Below, the Massachusetts Board of Registration of Real Estate Brokers and Salespersons answers queries by agents in the field regarding real estate licensing in Massachusetts.
Satisfying the Supervision Requirement
Q. Do salespeople need to be supervised in order to gain work experience?
A. Yes, they do. The relevant statute does not specifically state what constitutes supervision, which the Board may examine to provide more definition. However, those salespeople with virtually no contact with their “affiliated broker” do not satisfy the supervision requirement and are not getting the work experience that they need.
Brokers who attest that such salespeople are affiliated with them may be misrepresenting the existence of a real working relationship in violation of the licensing law. The Board, mindful of the statute, has been lenient in this respect by not insisting on a specific amount of direct supervision, but clearly those situations involving no supervision do not satisfy the one-year work affiliation requirement.
Paying Referral Fees
Q. Can I pay a referral fee to anyone sending me a prospect?
A. The simple answer is no. The relevant licensing law prohibits real estate brokers from sharing in their fees, commissions, or other valuable consideration with those who are practicing brokering but not licensed to do so. Naturally, someone or some entity sending a broker a potential client who may either list their property for sale with the broker or may be a potential buyer of a listed property is practicing brokering under Massachusetts General Laws Chapter 112, §87PP. The law prohibits brokers from paying a referral fee or valuable consideration of any kind to such person or entity, since doing otherwise would allow such person or entity to practice brokering without the benefit of holding a license as such. The law, then, prohibits brokers from sharing in their valuable consideration with those unlicensed to uphold the integrity of the very licensing law itself.
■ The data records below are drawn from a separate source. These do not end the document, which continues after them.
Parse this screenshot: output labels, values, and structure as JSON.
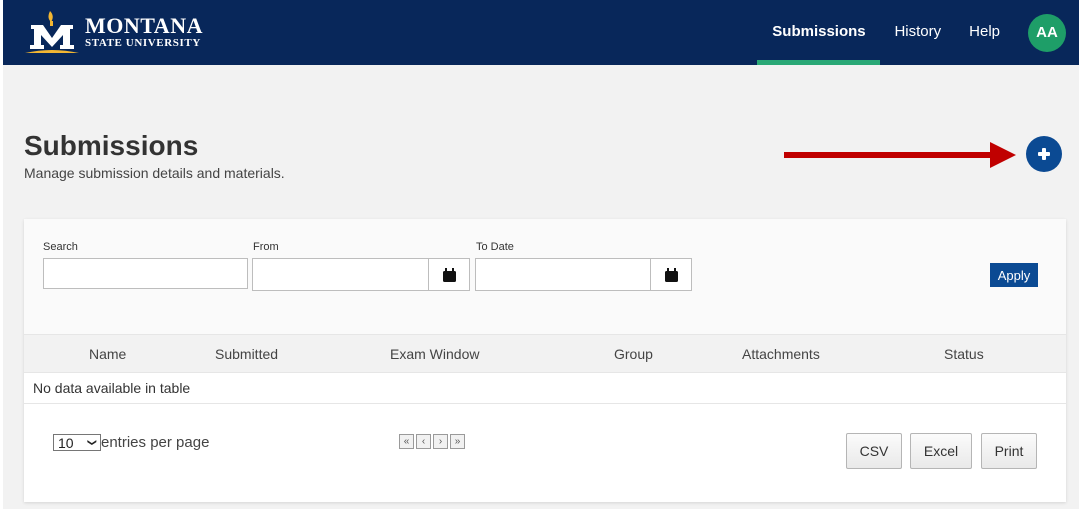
{
  "header": {
    "logo_line1": "MONTANA",
    "logo_line2": "STATE UNIVERSITY",
    "nav": [
      {
        "label": "Submissions",
        "active": true
      },
      {
        "label": "History",
        "active": false
      },
      {
        "label": "Help",
        "active": false
      }
    ],
    "avatar_initials": "AA"
  },
  "page": {
    "title": "Submissions",
    "subtitle": "Manage submission details and materials.",
    "add_button_icon": "plus-icon"
  },
  "filters": {
    "search_label": "Search",
    "search_value": "",
    "from_label": "From",
    "from_value": "",
    "to_label": "To Date",
    "to_value": "",
    "calendar_icon": "calendar-icon",
    "apply_label": "Apply"
  },
  "table": {
    "columns": [
      "Name",
      "Submitted",
      "Exam Window",
      "Group",
      "Attachments",
      "Status"
    ],
    "rows": [],
    "empty_message": "No data available in table"
  },
  "footer": {
    "page_length": "10",
    "entries_label": "entries per page",
    "pager": [
      "«",
      "‹",
      "›",
      "»"
    ],
    "export_buttons": [
      "CSV",
      "Excel",
      "Print"
    ]
  },
  "colors": {
    "header_bg": "#08275a",
    "active_underline": "#2aa876",
    "avatar_bg": "#1e9e68",
    "primary": "#0b4a93",
    "annotation_arrow": "#c00000"
  }
}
Having said this, some brokers confuse the prohibition on sharing valuable consideration with those unlicensed as also prohibiting inducements or rebates to sellers and buyers. This is not the case. Inducements or rebates to the seller or buyer are permissible given that the seller or buyer in the transaction is a principal and is not required to be licensed as a broker. Brokers are, by definition, agents for either the seller or buyer. Consequently, using inducements to attract listings or giving incentives such as rebates for those who purchase a listed property do not violate the prohibition on sharing valuable consideration with those who are brokering without the benefit of a license. The sellers and buyers in purchase and sale transactions are not acting for anyone else and, therefore, are not brokering. Indeed, it is their broker who acts on their behalf.